My 4* review:
Jenna was happily living her life, she was a vet nurse and in a happy relationship with Sam. But all that changed in a flash when Jenna got sick, so sick that her heart was giving up and she needed to have a heart transplant. Having been happy and healthy, life is suddenly very different for Jenna, she’s reliant on medication that has difficult side effects, the strain of her illness caused her parents to separate and for Jenna to break up with Sam, believing that he was better off without her.

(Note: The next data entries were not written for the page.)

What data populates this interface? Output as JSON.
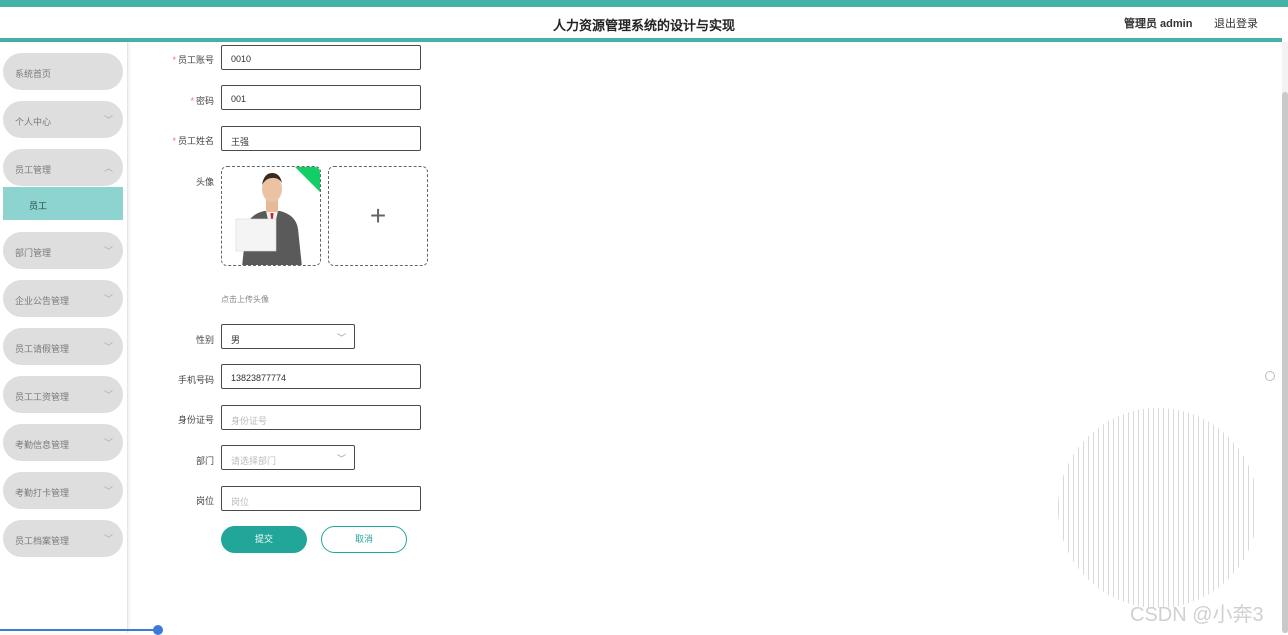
{
  "header": {
    "title": "人力资源管理系统的设计与实现",
    "user_label": "管理员 admin",
    "logout": "退出登录"
  },
  "sidebar": {
    "items": [
      {
        "label": "系统首页",
        "chevron": ""
      },
      {
        "label": "个人中心",
        "chevron": "﹀"
      },
      {
        "label": "员工管理",
        "chevron": "︿"
      },
      {
        "label": "部门管理",
        "chevron": "﹀"
      },
      {
        "label": "企业公告管理",
        "chevron": "﹀"
      },
      {
        "label": "员工请假管理",
        "chevron": "﹀"
      },
      {
        "label": "员工工资管理",
        "chevron": "﹀"
      },
      {
        "label": "考勤信息管理",
        "chevron": "﹀"
      },
      {
        "label": "考勤打卡管理",
        "chevron": "﹀"
      },
      {
        "label": "员工档案管理",
        "chevron": "﹀"
      }
    ],
    "active_subitem": "员工"
  },
  "form": {
    "account": {
      "label": "员工账号",
      "value": "0010"
    },
    "password": {
      "label": "密码",
      "value": "001"
    },
    "name": {
      "label": "员工姓名",
      "value": "王强"
    },
    "avatar": {
      "label": "头像",
      "tip": "点击上传头像",
      "add_icon": "plus-icon"
    },
    "gender": {
      "label": "性别",
      "value": "男"
    },
    "phone": {
      "label": "手机号码",
      "value": "13823877774"
    },
    "id_card": {
      "label": "身份证号",
      "placeholder": "身份证号"
    },
    "department": {
      "label": "部门",
      "placeholder": "请选择部门"
    },
    "position": {
      "label": "岗位",
      "placeholder": "岗位"
    },
    "submit": "提交",
    "cancel": "取消"
  },
  "watermark": "CSDN @小奔3",
  "colors": {
    "accent": "#46b1a7",
    "button": "#23a69a",
    "active_menu": "#8dd3cf",
    "required": "#f56c6c"
  }
}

Jenna also wants to know more about her donor, whose heart now beats in her chest? Frustrated with the boundaries that rule any official contact between the recipient and the donors family Jenna hires a private investigator and contacts the donors family herself. At first she feels positive about this, she just wants to know more about Callie, the donor, and there can’t be too much wrong with that?
But gradually Jenna starts to loose her grip on reality, she is having dreams and flashbacks that she is sure are Callie’s memories. Is Callie trying to tell her something? Jenna researches this and comes across cellular memory a theory that supports Jenna’s belief that she is experiencing Callie’s memories. Everyone Jenna tries to tell about this thinks that she is simply experiencing the side effects of her medicine but she remains convinced that Callie is trying to tell her something, especially when she learns that there are some questions around how Callie died.
I found the premise of The Gift really interesting, I firmly support organ donation and both myself and my children are on the register for this, and the idea that the recipient changes because of the donor’s organ is fascinating.
I have to admit that when I was reading The Gift I couldn’t help but think that it would not be a good book for someone who is waiting for an organ to read, and I did wonder whether it would put people off donating. However, I have read that the author has been contacted by people who say that after reading The Gift they have joined the register which is blooming fantastic.
As the book progresses Jenna really loses her grip on reality, she thinks that she is being followed, she is obsessed with Callie and her fiance Nathan and she can think of little else. An attempt at returning to work doesn’t go well and Jenna is gradually pushing everyone around her away.
Things come to a head in a gripping finale and I have little doubt that by the end of the book Jenna wishes that she had respected the boundaries when contacting Callie’s family. It is definitely a case of all not being as it seems.
The Gift is a great read, it is gripping and keeps the reader guessing. Definitely a good choice for any fan of the psychological thriller genre. Louise Jensen skillfully weaves a tale that keeps the reader engaged and wondering.
I received a copy of The Gift from the publishers, Bookouture, via Netgalley but was under no obligation to review the book. All thoughts are my own.
The perfect daughter is dead. And a secret is eating her family alive…
Jenna is given another shot at life when she receives a donor heart from a girl called Callie. Eternally grateful to Callie and her family, Jenna gets closer to them, but she soon discovers that Callie’s perfect family is hiding some very dark secrets …
Callie’s parents are grieving, yet Jenna knows they’re only telling her half the story. Where is Callie’s sister Sophie? She’s been ‘abroad’ since her sister’s death but something about her absence doesn’t add up. And when Jenna meets Callie’s boyfriend Nathan, she makes a shocking discovery.
Jenna knows that Callie didn’t die in an accident. But how did she die? Jenna is determined to discover the truth but it could cost her everything; her loved ones, her sanity, even her life.
A compelling, gripping psychological thriller with a killer twist from the author of the Number One bestseller The Sister